There’s a seven minute rule at the school. Classes never start on time; students always arrive at least a few minutes after the hour. But this was something different. By the time Applied Math and Physics Professor Michael Brenner pushed his way to the door (see video below), anxious students were ready to charge through the doors.
Finally, I managed to run over to a seat, but not before almost being trampled over. People were sitting in the aisles, standing in the back, and between the seats. Some ended up just leaving in defeat.
The class sounds amazing. You can read through my notes after the jump. Except… it’s being lotteried with no preference for seniors! Even though it’s probably going to be offered again next year (albeit, with different speakers). I’m crossing my fingers that I’ll get in, but will be pretty upset if I don’t. Sigh. I’m sure taking intro to Computer Science will take up enough of my energy…
Anyway, if you’re curious about happened in that first lecture, check out my notes.
Notable events: Brenner made some insta-gel using Calcium Chloride. He also fried an egg, had students whisk up some mayonnaise, and promised that we’d make custards, sous vide eggs, molten chocolate cakes and use MEAT GLUE to make shrimp noodles. Man.
Also, there were some bizarrely actor-like chef photos that caused the audience to explode into giggles. Dan Barber of Blue Hill, I’m looking at you.
The very talented Lynne Guey of CampusTweet interviews me on video. Dinner was at Woorijip, a Korean fast food place in NYC’s Korea town. She’s also written up a lovely and insightful blog post about meeting someone you’ve been following through the Internet.
There are some embarrassing photos in there. Yes, I wore a spike bracelet and red zebra print tank tops. I thought I was pretty badass.
Thanks to mutual friend Mindy Z. for the introduction! (and Danielle for the introduction to Mindy.)
A reader, Vivian, emailed me to ask for advice to incoming Harvard freshman, particularly in regards to writing. This is my response, with the caveat that it’s aimed towards a particular personality type. (i.e. if you’re hyper driven and prone to biting off more than you can chew.) A lot is applicable to college students in general.
My first year of college was divided into first semester (good) and second semester (bad). The first few months I spent living in The Crimson’s newsroom, banging out news stories at blistering speed. I would obsessively refresh my email to be first to respond to story pitches. I rose fast. I drank the (gently spiked) Kool Aid.

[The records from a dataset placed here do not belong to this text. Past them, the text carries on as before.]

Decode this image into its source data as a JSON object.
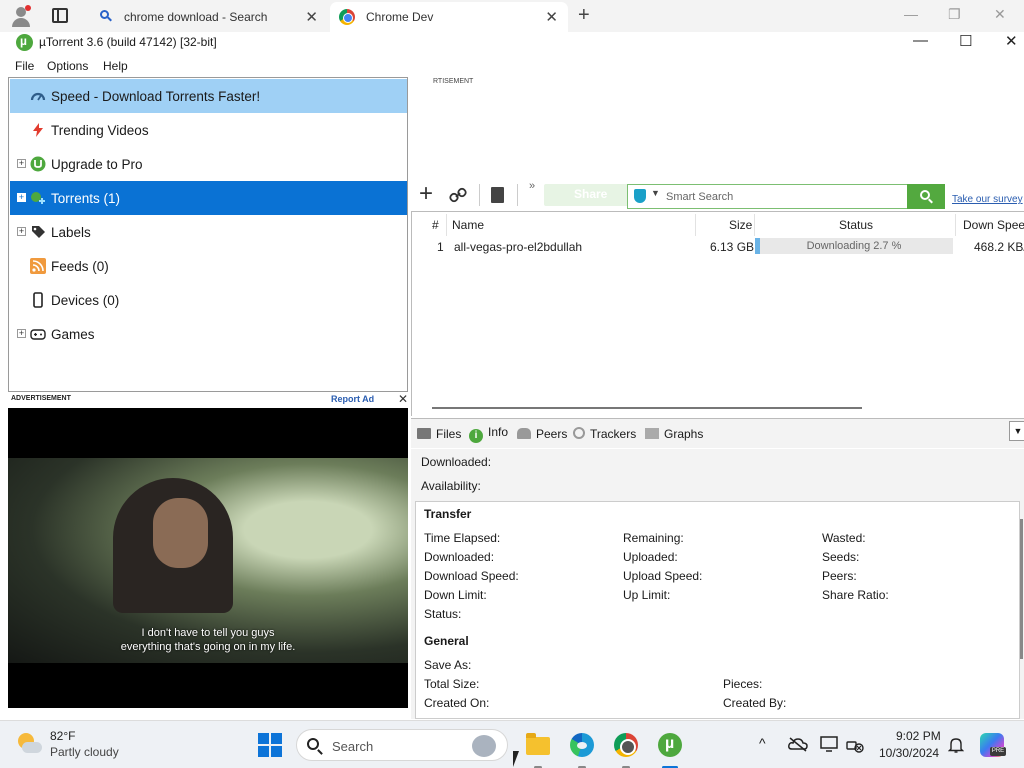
{
  "browser": {
    "tabs": [
      {
        "label": "chrome download - Search",
        "close": "✕"
      },
      {
        "label": "Chrome Dev",
        "close": "✕"
      }
    ],
    "new_tab": "+",
    "controls": {
      "minimize": "—",
      "restore": "❐",
      "close": "✕"
    }
  },
  "window": {
    "title": "µTorrent 3.6  (build 47142) [32-bit]",
    "controls": {
      "minimize": "—",
      "maximize": "☐",
      "close": "✕"
    }
  },
  "menu": [
    "File",
    "Options",
    "Help"
  ],
  "sidebar": {
    "items": [
      {
        "label": "Speed - Download Torrents Faster!",
        "icon": "speed-icon",
        "state": "highlighted"
      },
      {
        "label": "Trending Videos",
        "icon": "bolt-icon"
      },
      {
        "label": "Upgrade to Pro",
        "icon": "utorrent-icon",
        "expander": "+"
      },
      {
        "label": "Torrents (1)",
        "icon": "torrents-icon",
        "expander": "+",
        "state": "selected"
      },
      {
        "label": "Labels",
        "icon": "tag-icon",
        "expander": "+"
      },
      {
        "label": "Feeds (0)",
        "icon": "rss-icon"
      },
      {
        "label": "Devices (0)",
        "icon": "device-icon"
      },
      {
        "label": "Games",
        "icon": "gamepad-icon",
        "expander": "+"
      }
    ]
  },
  "advertisement": {
    "label": "ADVERTISEMENT",
    "report": "Report Ad",
    "close": "✕",
    "subtitle_line1": "I don't have to tell you guys",
    "subtitle_line2": "everything that's going on in my life.",
    "top_label": "RTISEMENT"
  },
  "toolbar": {
    "add": "+",
    "link": "🔗",
    "more": "»",
    "share": "Share",
    "search_placeholder": "Smart Search",
    "survey": "Take our survey"
  },
  "torrent_table": {
    "columns": [
      "#",
      "Name",
      "Size",
      "Status",
      "Down Speed"
    ],
    "rows": [
      {
        "num": "1",
        "name": "all-vegas-pro-el2bdullah",
        "size": "6.13 GB",
        "status": "Downloading 2.7 %",
        "progress": 0.027,
        "down_speed": "468.2 KB/s"
      }
    ]
  },
  "detail_tabs": [
    "Files",
    "Info",
    "Peers",
    "Trackers",
    "Graphs"
  ],
  "info": {
    "downloaded": "Downloaded:",
    "availability": "Availability:",
    "transfer_title": "Transfer",
    "transfer_col1": [
      "Time Elapsed:",
      "Downloaded:",
      "Download Speed:",
      "Down Limit:",
      "Status:"
    ],
    "transfer_col2": [
      "Remaining:",
      "Uploaded:",
      "Upload Speed:",
      "Up Limit:"
    ],
    "transfer_col3": [
      "Wasted:",
      "Seeds:",
      "Peers:",
      "Share Ratio:"
    ],
    "general_title": "General",
    "general_col1": [
      "Save As:",
      "Total Size:",
      "Created On:"
    ],
    "general_col2": [
      "Pieces:",
      "Created By:"
    ]
  },
  "taskbar": {
    "temp": "82°F",
    "condition": "Partly cloudy",
    "search": "Search",
    "time": "9:02 PM",
    "date": "10/30/2024",
    "tray_chevron": "^",
    "copilot_badge": "PRE"
  }
}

Along the way, I made a friend who seemed motivated by the wrong things, or at least, things that I didn’t want to motivate me. We had a falling out, and second semester, my social life took a serious nosedive. I panicked. I had no friends to block with, it was like being picked last for gym teams all over again. I won’t even get into details of what happened. It worked out, but not without a lot of rejection.
At the same time, I cooled down my Crimson involvement, struggled in my classes, and removed myself from campus as much as possible.
So what happened?